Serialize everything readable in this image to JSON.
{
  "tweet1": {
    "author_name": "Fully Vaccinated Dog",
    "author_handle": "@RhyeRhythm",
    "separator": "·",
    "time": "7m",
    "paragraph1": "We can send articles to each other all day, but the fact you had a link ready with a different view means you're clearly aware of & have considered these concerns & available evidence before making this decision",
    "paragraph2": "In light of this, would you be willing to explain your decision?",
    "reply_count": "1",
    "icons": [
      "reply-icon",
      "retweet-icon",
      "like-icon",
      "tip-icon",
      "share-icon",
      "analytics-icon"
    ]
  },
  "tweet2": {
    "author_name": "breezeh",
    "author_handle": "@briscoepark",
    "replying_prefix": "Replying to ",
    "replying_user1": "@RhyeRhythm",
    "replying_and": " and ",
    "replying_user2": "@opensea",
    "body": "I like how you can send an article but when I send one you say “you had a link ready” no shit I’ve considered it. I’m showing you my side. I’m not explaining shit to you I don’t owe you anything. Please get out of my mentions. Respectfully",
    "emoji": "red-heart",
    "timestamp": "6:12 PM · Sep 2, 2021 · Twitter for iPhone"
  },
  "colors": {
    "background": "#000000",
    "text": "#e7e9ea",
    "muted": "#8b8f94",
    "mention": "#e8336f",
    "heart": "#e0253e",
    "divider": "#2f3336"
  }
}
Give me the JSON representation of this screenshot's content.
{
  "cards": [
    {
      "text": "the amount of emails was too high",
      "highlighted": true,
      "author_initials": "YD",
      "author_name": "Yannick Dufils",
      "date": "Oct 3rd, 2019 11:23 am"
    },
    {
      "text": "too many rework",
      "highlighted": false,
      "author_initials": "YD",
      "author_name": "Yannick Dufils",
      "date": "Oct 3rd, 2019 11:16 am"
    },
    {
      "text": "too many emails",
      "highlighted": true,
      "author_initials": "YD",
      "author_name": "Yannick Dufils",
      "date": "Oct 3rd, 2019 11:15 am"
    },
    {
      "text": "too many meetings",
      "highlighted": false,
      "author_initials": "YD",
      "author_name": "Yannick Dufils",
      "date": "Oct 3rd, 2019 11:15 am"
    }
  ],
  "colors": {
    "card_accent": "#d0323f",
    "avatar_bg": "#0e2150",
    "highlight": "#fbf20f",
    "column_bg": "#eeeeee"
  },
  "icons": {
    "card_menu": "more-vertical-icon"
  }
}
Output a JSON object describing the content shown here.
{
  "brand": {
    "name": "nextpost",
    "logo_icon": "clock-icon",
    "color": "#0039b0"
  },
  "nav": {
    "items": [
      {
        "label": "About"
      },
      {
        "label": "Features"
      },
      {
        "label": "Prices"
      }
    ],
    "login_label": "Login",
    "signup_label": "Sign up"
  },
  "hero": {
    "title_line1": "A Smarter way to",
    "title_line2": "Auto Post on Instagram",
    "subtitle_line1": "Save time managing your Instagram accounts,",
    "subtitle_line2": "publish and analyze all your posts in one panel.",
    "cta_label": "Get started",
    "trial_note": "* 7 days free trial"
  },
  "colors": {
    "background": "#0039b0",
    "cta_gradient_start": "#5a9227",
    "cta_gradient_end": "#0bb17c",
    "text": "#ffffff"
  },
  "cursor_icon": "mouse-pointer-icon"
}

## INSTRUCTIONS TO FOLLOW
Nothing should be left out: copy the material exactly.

## YOUR RESPONSE
Serialize everything readable in this image to JSON.
{
  "tweet1": {
    "author_name": "Fully Vaccinated Dog",
    "author_handle": "@RhyeRhythm",
    "separator": "·",
    "time": "7m",
    "paragraph1": "We can send articles to each other all day, but the fact you had a link ready with a different view means you're clearly aware of & have considered these concerns & available evidence before making this decision",
    "paragraph2": "In light of this, would you be willing to explain your decision?",
    "reply_count": "1",
    "icons": [
      "reply-icon",
      "retweet-icon",
      "like-icon",
      "tip-icon",
      "share-icon",
      "analytics-icon"
    ]
  },
  "tweet2": {
    "author_name": "breezeh",
    "author_handle": "@briscoepark",
    "replying_prefix": "Replying to ",
    "replying_user1": "@RhyeRhythm",
    "replying_and": " and ",
    "replying_user2": "@opensea",
    "body": "I like how you can send an article but when I send one you say “you had a link ready” no shit I’ve considered it. I’m showing you my side. I’m not explaining shit to you I don’t owe you anything. Please get out of my mentions. Respectfully",
    "emoji": "red-heart",
    "timestamp": "6:12 PM · Sep 2, 2021 · Twitter for iPhone"
  },
  "colors": {
    "background": "#000000",
    "text": "#e7e9ea",
    "muted": "#8b8f94",
    "mention": "#e8336f",
    "heart": "#e0253e",
    "divider": "#2f3336"
  }
}
Give me the JSON representation of this screenshot's content.
{
  "cards": [
    {
      "text": "the amount of emails was too high",
      "highlighted": true,
      "author_initials": "YD",
      "author_name": "Yannick Dufils",
      "date": "Oct 3rd, 2019 11:23 am"
    },
    {
      "text": "too many rework",
      "highlighted": false,
      "author_initials": "YD",
      "author_name": "Yannick Dufils",
      "date": "Oct 3rd, 2019 11:16 am"
    },
    {
      "text": "too many emails",
      "highlighted": true,
      "author_initials": "YD",
      "author_name": "Yannick Dufils",
      "date": "Oct 3rd, 2019 11:15 am"
    },
    {
      "text": "too many meetings",
      "highlighted": false,
      "author_initials": "YD",
      "author_name": "Yannick Dufils",
      "date": "Oct 3rd, 2019 11:15 am"
    }
  ],
  "colors": {
    "card_accent": "#d0323f",
    "avatar_bg": "#0e2150",
    "highlight": "#fbf20f",
    "column_bg": "#eeeeee"
  },
  "icons": {
    "card_menu": "more-vertical-icon"
  }
}
Output a JSON object describing the content shown here.
{
  "brand": {
    "name": "nextpost",
    "logo_icon": "clock-icon",
    "color": "#0039b0"
  },
  "nav": {
    "items": [
      {
        "label": "About"
      },
      {
        "label": "Features"
      },
      {
        "label": "Prices"
      }
    ],
    "login_label": "Login",
    "signup_label": "Sign up"
  },
  "hero": {
    "title_line1": "A Smarter way to",
    "title_line2": "Auto Post on Instagram",
    "subtitle_line1": "Save time managing your Instagram accounts,",
    "subtitle_line2": "publish and analyze all your posts in one panel.",
    "cta_label": "Get started",
    "trial_note": "* 7 days free trial"
  },
  "colors": {
    "background": "#0039b0",
    "cta_gradient_start": "#5a9227",
    "cta_gradient_end": "#0bb17c",
    "text": "#ffffff"
  },
  "cursor_icon": "mouse-pointer-icon"
}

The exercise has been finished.